§ **What to work on**
Every single entry must be restated word for word.

§ **Records to process**
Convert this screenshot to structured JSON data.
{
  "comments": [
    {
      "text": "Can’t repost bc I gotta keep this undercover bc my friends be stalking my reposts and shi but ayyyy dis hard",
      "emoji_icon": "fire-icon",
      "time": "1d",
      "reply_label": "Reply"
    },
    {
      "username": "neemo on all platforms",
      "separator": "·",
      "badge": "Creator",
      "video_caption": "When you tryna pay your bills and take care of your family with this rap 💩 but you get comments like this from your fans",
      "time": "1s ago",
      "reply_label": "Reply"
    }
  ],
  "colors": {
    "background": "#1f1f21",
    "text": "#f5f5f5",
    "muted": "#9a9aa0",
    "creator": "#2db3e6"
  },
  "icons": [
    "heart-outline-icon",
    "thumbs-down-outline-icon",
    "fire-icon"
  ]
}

§ **Reply to the task**
Convert this screenshot to structured JSON data.
{
  "comments": [
    {
      "text": "Can’t repost bc I gotta keep this undercover bc my friends be stalking my reposts and shi but ayyyy dis hard",
      "emoji_icon": "fire-icon",
      "time": "1d",
      "reply_label": "Reply"
    },
    {
      "username": "neemo on all platforms",
      "separator": "·",
      "badge": "Creator",
      "video_caption": "When you tryna pay your bills and take care of your family with this rap 💩 but you get comments like this from your fans",
      "time": "1s ago",
      "reply_label": "Reply"
    }
  ],
  "colors": {
    "background": "#1f1f21",
    "text": "#f5f5f5",
    "muted": "#9a9aa0",
    "creator": "#2db3e6"
  },
  "icons": [
    "heart-outline-icon",
    "thumbs-down-outline-icon",
    "fire-icon"
  ]
}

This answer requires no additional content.